▶ What the task requires
From the line that contains "Decode this image" down to the final line below, please repeat each line exactly and nothing more, with no pictures.

Dataset rows for apps and sites
════════

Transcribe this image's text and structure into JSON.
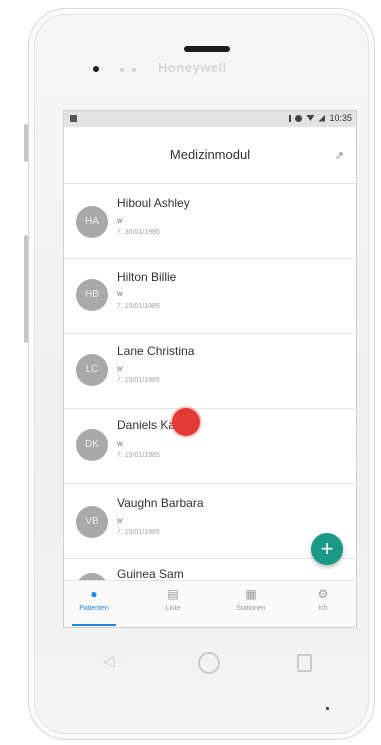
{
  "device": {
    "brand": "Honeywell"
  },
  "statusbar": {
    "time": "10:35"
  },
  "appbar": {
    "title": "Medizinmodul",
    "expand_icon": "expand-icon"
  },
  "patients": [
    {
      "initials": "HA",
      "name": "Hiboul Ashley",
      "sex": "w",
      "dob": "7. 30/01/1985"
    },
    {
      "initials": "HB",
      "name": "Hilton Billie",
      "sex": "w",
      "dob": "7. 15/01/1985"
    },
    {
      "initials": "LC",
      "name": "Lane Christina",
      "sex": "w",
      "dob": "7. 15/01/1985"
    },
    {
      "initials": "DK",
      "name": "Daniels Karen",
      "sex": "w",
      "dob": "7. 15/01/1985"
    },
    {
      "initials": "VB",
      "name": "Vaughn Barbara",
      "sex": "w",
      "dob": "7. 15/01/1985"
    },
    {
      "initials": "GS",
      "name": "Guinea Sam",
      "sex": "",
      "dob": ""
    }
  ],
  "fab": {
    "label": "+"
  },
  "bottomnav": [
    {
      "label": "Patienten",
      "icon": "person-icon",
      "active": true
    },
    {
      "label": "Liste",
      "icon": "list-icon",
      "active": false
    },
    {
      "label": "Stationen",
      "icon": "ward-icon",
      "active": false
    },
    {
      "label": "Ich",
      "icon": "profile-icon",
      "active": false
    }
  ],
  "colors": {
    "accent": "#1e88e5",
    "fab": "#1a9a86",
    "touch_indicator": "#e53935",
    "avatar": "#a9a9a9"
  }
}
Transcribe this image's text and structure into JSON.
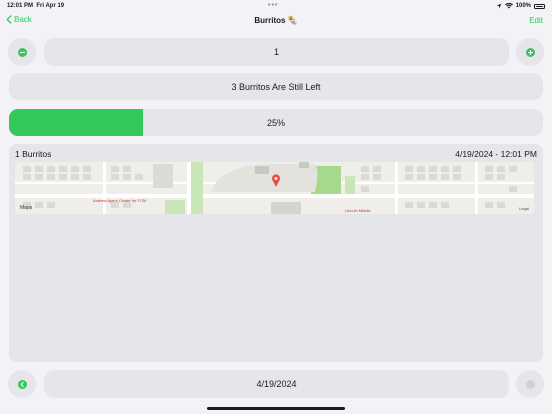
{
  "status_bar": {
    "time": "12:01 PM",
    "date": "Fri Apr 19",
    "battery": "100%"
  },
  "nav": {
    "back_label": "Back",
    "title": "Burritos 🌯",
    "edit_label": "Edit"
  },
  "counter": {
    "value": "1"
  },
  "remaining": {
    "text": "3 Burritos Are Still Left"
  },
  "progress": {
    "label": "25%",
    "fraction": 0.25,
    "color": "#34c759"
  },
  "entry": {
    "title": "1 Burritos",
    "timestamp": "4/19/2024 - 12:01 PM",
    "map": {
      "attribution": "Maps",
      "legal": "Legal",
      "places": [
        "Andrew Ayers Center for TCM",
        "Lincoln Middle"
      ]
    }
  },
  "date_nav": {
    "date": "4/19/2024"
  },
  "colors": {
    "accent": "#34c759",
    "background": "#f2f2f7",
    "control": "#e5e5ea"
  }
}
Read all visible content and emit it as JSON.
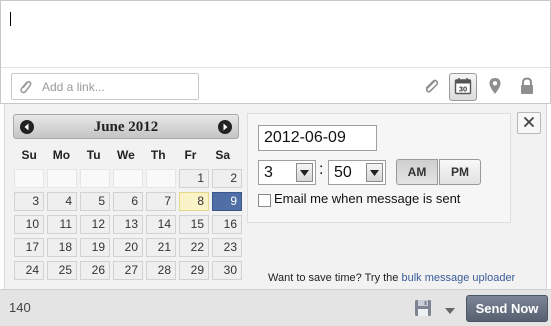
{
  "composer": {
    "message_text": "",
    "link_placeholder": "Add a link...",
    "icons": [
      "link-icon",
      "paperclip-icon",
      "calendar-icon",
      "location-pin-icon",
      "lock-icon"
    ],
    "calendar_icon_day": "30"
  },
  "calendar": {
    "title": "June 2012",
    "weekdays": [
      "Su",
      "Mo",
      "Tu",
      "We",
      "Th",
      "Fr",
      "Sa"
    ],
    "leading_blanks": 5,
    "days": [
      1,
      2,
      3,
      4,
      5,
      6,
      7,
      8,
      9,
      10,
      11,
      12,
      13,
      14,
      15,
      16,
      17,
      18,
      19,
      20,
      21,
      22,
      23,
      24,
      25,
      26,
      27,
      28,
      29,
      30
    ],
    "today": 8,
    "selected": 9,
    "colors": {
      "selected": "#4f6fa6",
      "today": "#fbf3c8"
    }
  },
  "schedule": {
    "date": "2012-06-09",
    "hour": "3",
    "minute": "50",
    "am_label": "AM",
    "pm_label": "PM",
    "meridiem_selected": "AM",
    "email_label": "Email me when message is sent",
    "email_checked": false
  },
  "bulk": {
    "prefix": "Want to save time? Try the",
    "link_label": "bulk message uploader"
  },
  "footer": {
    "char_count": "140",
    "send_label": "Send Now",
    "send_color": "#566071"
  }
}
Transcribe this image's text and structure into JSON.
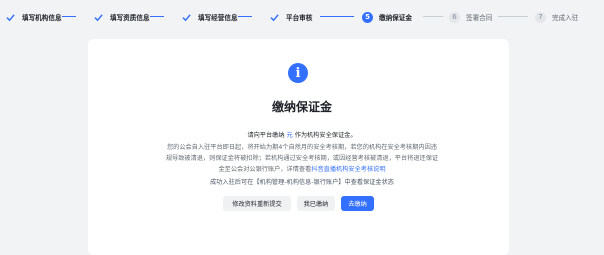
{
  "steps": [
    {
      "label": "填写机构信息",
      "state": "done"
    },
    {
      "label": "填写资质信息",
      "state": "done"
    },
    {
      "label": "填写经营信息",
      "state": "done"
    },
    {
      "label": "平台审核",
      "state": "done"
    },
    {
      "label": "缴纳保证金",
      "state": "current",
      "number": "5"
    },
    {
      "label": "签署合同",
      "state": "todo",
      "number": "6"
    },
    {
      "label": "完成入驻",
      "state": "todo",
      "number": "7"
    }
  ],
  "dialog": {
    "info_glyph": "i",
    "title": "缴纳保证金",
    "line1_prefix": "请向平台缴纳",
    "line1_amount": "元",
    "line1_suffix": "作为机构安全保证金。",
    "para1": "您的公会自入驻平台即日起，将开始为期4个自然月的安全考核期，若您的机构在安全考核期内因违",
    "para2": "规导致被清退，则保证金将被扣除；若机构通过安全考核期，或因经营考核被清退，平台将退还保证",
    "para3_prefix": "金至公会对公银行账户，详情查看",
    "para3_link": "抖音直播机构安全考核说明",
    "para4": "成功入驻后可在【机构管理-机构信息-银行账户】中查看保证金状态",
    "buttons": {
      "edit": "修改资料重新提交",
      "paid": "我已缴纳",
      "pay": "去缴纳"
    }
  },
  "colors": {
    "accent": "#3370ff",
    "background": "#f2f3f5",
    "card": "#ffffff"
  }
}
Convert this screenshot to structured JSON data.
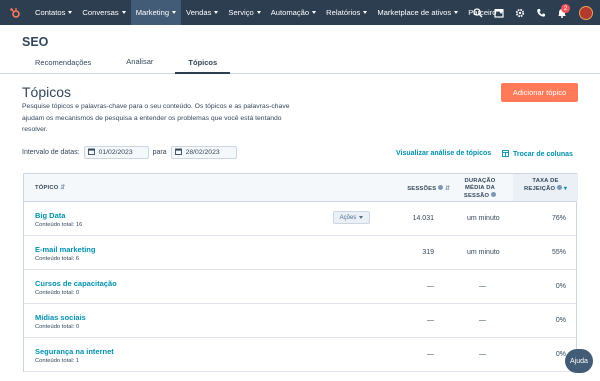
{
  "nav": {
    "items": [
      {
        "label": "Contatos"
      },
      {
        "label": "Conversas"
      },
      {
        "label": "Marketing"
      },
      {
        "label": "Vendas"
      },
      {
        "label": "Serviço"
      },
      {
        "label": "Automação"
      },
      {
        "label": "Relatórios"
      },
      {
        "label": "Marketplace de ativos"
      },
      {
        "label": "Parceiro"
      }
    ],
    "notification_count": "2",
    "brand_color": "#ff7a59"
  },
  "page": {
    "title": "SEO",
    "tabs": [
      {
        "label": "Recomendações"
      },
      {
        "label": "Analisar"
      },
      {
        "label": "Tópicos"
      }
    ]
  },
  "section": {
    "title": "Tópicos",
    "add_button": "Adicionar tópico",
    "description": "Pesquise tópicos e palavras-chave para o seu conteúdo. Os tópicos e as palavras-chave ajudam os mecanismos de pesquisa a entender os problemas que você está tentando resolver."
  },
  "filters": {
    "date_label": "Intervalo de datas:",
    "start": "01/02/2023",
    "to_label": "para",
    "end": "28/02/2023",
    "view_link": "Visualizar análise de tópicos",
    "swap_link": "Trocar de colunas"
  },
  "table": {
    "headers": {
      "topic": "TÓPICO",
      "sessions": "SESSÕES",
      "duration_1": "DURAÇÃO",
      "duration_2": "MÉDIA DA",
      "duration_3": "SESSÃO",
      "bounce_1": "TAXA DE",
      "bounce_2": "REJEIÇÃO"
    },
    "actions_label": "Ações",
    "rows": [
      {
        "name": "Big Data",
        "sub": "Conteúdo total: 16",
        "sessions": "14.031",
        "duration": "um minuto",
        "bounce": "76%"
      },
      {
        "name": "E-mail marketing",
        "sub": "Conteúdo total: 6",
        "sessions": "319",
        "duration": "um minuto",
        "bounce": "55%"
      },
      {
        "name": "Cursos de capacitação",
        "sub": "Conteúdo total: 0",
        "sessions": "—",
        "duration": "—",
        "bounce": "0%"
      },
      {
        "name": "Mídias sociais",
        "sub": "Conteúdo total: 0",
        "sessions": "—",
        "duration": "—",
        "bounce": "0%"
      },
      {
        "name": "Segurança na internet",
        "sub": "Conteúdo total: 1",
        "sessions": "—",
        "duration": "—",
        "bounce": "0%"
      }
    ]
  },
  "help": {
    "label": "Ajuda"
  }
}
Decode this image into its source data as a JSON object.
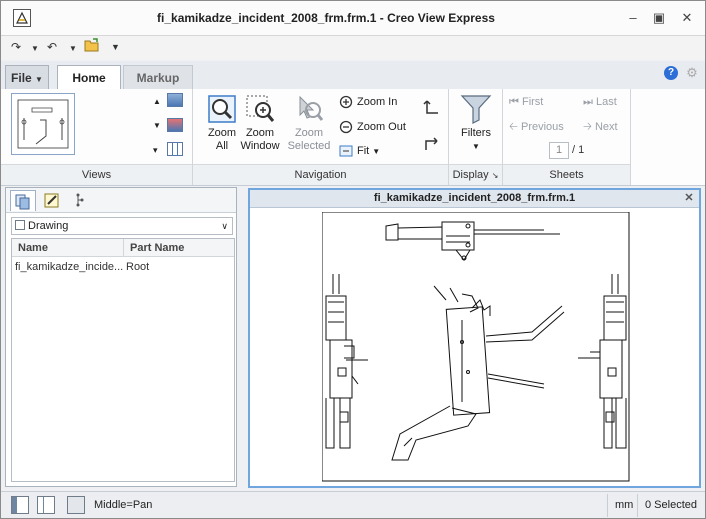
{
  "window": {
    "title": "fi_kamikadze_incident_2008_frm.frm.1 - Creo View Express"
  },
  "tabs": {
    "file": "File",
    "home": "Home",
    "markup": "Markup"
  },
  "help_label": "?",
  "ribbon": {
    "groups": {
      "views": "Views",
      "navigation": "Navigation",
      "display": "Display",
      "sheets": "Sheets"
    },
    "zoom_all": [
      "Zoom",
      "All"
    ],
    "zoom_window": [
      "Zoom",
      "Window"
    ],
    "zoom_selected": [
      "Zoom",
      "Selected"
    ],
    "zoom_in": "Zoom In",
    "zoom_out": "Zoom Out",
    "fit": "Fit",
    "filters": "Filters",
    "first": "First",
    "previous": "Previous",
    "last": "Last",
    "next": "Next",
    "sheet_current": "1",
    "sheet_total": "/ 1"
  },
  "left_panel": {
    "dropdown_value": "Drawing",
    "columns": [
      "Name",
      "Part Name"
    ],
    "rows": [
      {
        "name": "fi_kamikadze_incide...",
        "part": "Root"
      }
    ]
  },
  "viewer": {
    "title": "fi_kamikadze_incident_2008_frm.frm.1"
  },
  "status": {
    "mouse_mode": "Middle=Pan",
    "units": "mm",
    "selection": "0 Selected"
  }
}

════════

▶ Result of this exercise
Decode this image into its source data as a JSON object.
{
  "window": {
    "title": "fi_kamikadze_incident_2008_frm.frm.1 - Creo View Express"
  },
  "tabs": {
    "file": "File",
    "home": "Home",
    "markup": "Markup"
  },
  "help_label": "?",
  "ribbon": {
    "groups": {
      "views": "Views",
      "navigation": "Navigation",
      "display": "Display",
      "sheets": "Sheets"
    },
    "zoom_all": [
      "Zoom",
      "All"
    ],
    "zoom_window": [
      "Zoom",
      "Window"
    ],
    "zoom_selected": [
      "Zoom",
      "Selected"
    ],
    "zoom_in": "Zoom In",
    "zoom_out": "Zoom Out",
    "fit": "Fit",
    "filters": "Filters",
    "first": "First",
    "previous": "Previous",
    "last": "Last",
    "next": "Next",
    "sheet_current": "1",
    "sheet_total": "/ 1"
  },
  "left_panel": {
    "dropdown_value": "Drawing",
    "columns": [
      "Name",
      "Part Name"
    ],
    "rows": [
      {
        "name": "fi_kamikadze_incide...",
        "part": "Root"
      }
    ]
  },
  "viewer": {
    "title": "fi_kamikadze_incident_2008_frm.frm.1"
  },
  "status": {
    "mouse_mode": "Middle=Pan",
    "units": "mm",
    "selection": "0 Selected"
  }
}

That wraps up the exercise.